The task
Make an exact copy of all the records.

----

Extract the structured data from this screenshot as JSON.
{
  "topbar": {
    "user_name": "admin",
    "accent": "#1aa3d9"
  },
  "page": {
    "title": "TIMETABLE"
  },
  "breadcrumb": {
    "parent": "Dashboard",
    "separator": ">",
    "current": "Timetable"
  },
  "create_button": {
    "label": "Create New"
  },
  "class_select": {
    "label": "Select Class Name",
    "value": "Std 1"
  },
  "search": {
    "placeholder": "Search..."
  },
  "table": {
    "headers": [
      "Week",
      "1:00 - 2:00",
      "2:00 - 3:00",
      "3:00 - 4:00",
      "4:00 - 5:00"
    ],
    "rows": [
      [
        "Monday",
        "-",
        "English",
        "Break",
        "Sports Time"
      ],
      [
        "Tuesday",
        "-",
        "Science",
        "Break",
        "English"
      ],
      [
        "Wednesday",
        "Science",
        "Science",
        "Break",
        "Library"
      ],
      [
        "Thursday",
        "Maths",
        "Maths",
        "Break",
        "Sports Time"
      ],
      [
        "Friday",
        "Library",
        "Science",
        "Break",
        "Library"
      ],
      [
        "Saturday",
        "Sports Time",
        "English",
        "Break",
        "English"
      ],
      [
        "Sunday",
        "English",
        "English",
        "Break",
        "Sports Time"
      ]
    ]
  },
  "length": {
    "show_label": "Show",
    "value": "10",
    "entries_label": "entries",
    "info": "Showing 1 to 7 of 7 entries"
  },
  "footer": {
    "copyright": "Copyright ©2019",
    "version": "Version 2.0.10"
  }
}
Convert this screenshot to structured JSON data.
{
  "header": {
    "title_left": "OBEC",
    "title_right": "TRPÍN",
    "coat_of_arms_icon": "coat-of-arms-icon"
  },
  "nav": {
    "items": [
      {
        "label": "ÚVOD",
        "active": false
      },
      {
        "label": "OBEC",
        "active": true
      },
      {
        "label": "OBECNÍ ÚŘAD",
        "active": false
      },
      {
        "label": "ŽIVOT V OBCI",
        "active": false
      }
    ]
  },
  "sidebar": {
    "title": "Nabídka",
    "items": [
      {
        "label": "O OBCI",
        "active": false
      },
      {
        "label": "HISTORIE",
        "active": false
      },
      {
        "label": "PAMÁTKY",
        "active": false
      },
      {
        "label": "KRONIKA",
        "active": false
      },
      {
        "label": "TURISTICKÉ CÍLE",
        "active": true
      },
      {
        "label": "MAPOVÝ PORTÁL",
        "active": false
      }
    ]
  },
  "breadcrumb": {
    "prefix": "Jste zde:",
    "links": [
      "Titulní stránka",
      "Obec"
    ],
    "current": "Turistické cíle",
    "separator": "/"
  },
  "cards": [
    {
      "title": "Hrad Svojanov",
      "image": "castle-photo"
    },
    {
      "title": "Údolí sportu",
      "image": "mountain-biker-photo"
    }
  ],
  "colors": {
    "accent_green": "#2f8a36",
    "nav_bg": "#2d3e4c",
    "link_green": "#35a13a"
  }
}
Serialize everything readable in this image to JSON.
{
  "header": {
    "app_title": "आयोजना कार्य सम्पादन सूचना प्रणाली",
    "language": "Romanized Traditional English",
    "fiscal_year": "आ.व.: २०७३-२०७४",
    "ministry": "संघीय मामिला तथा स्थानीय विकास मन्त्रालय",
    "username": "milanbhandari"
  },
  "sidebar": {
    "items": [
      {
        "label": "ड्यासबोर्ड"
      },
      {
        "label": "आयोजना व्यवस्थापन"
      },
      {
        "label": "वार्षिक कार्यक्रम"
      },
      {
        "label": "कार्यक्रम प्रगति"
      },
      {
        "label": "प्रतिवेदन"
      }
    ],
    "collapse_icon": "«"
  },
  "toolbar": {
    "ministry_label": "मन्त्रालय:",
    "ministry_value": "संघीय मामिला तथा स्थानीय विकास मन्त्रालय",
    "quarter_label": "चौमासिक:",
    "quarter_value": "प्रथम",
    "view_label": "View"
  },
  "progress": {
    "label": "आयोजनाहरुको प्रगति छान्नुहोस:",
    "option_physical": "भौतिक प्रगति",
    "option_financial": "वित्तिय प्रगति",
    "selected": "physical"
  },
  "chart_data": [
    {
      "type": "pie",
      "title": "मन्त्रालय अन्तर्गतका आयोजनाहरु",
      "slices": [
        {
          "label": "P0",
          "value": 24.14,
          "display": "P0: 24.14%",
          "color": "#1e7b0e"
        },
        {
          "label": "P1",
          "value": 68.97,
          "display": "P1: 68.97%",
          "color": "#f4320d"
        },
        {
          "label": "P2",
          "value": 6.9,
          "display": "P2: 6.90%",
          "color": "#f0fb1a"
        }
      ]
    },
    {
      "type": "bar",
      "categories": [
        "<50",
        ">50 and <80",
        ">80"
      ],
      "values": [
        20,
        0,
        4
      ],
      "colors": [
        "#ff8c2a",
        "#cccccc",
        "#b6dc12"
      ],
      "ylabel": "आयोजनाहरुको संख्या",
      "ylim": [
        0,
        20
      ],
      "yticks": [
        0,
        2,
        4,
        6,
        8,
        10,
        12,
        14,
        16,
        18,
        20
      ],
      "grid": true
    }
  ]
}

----

Response to this exercise
Extract the structured data from this screenshot as JSON.
{
  "topbar": {
    "user_name": "admin",
    "accent": "#1aa3d9"
  },
  "page": {
    "title": "TIMETABLE"
  },
  "breadcrumb": {
    "parent": "Dashboard",
    "separator": ">",
    "current": "Timetable"
  },
  "create_button": {
    "label": "Create New"
  },
  "class_select": {
    "label": "Select Class Name",
    "value": "Std 1"
  },
  "search": {
    "placeholder": "Search..."
  },
  "table": {
    "headers": [
      "Week",
      "1:00 - 2:00",
      "2:00 - 3:00",
      "3:00 - 4:00",
      "4:00 - 5:00"
    ],
    "rows": [
      [
        "Monday",
        "-",
        "English",
        "Break",
        "Sports Time"
      ],
      [
        "Tuesday",
        "-",
        "Science",
        "Break",
        "English"
      ],
      [
        "Wednesday",
        "Science",
        "Science",
        "Break",
        "Library"
      ],
      [
        "Thursday",
        "Maths",
        "Maths",
        "Break",
        "Sports Time"
      ],
      [
        "Friday",
        "Library",
        "Science",
        "Break",
        "Library"
      ],
      [
        "Saturday",
        "Sports Time",
        "English",
        "Break",
        "English"
      ],
      [
        "Sunday",
        "English",
        "English",
        "Break",
        "Sports Time"
      ]
    ]
  },
  "length": {
    "show_label": "Show",
    "value": "10",
    "entries_label": "entries",
    "info": "Showing 1 to 7 of 7 entries"
  },
  "footer": {
    "copyright": "Copyright ©2019",
    "version": "Version 2.0.10"
  }
}
Convert this screenshot to structured JSON data.
{
  "header": {
    "title_left": "OBEC",
    "title_right": "TRPÍN",
    "coat_of_arms_icon": "coat-of-arms-icon"
  },
  "nav": {
    "items": [
      {
        "label": "ÚVOD",
        "active": false
      },
      {
        "label": "OBEC",
        "active": true
      },
      {
        "label": "OBECNÍ ÚŘAD",
        "active": false
      },
      {
        "label": "ŽIVOT V OBCI",
        "active": false
      }
    ]
  },
  "sidebar": {
    "title": "Nabídka",
    "items": [
      {
        "label": "O OBCI",
        "active": false
      },
      {
        "label": "HISTORIE",
        "active": false
      },
      {
        "label": "PAMÁTKY",
        "active": false
      },
      {
        "label": "KRONIKA",
        "active": false
      },
      {
        "label": "TURISTICKÉ CÍLE",
        "active": true
      },
      {
        "label": "MAPOVÝ PORTÁL",
        "active": false
      }
    ]
  },
  "breadcrumb": {
    "prefix": "Jste zde:",
    "links": [
      "Titulní stránka",
      "Obec"
    ],
    "current": "Turistické cíle",
    "separator": "/"
  },
  "cards": [
    {
      "title": "Hrad Svojanov",
      "image": "castle-photo"
    },
    {
      "title": "Údolí sportu",
      "image": "mountain-biker-photo"
    }
  ],
  "colors": {
    "accent_green": "#2f8a36",
    "nav_bg": "#2d3e4c",
    "link_green": "#35a13a"
  }
}
Serialize everything readable in this image to JSON.
{
  "header": {
    "app_title": "आयोजना कार्य सम्पादन सूचना प्रणाली",
    "language": "Romanized Traditional English",
    "fiscal_year": "आ.व.: २०७३-२०७४",
    "ministry": "संघीय मामिला तथा स्थानीय विकास मन्त्रालय",
    "username": "milanbhandari"
  },
  "sidebar": {
    "items": [
      {
        "label": "ड्यासबोर्ड"
      },
      {
        "label": "आयोजना व्यवस्थापन"
      },
      {
        "label": "वार्षिक कार्यक्रम"
      },
      {
        "label": "कार्यक्रम प्रगति"
      },
      {
        "label": "प्रतिवेदन"
      }
    ],
    "collapse_icon": "«"
  },
  "toolbar": {
    "ministry_label": "मन्त्रालय:",
    "ministry_value": "संघीय मामिला तथा स्थानीय विकास मन्त्रालय",
    "quarter_label": "चौमासिक:",
    "quarter_value": "प्रथम",
    "view_label": "View"
  },
  "progress": {
    "label": "आयोजनाहरुको प्रगति छान्नुहोस:",
    "option_physical": "भौतिक प्रगति",
    "option_financial": "वित्तिय प्रगति",
    "selected": "physical"
  },
  "chart_data": [
    {
      "type": "pie",
      "title": "मन्त्रालय अन्तर्गतका आयोजनाहरु",
      "slices": [
        {
          "label": "P0",
          "value": 24.14,
          "display": "P0: 24.14%",
          "color": "#1e7b0e"
        },
        {
          "label": "P1",
          "value": 68.97,
          "display": "P1: 68.97%",
          "color": "#f4320d"
        },
        {
          "label": "P2",
          "value": 6.9,
          "display": "P2: 6.90%",
          "color": "#f0fb1a"
        }
      ]
    },
    {
      "type": "bar",
      "categories": [
        "<50",
        ">50 and <80",
        ">80"
      ],
      "values": [
        20,
        0,
        4
      ],
      "colors": [
        "#ff8c2a",
        "#cccccc",
        "#b6dc12"
      ],
      "ylabel": "आयोजनाहरुको संख्या",
      "ylim": [
        0,
        20
      ],
      "yticks": [
        0,
        2,
        4,
        6,
        8,
        10,
        12,
        14,
        16,
        18,
        20
      ],
      "grid": true
    }
  ]
}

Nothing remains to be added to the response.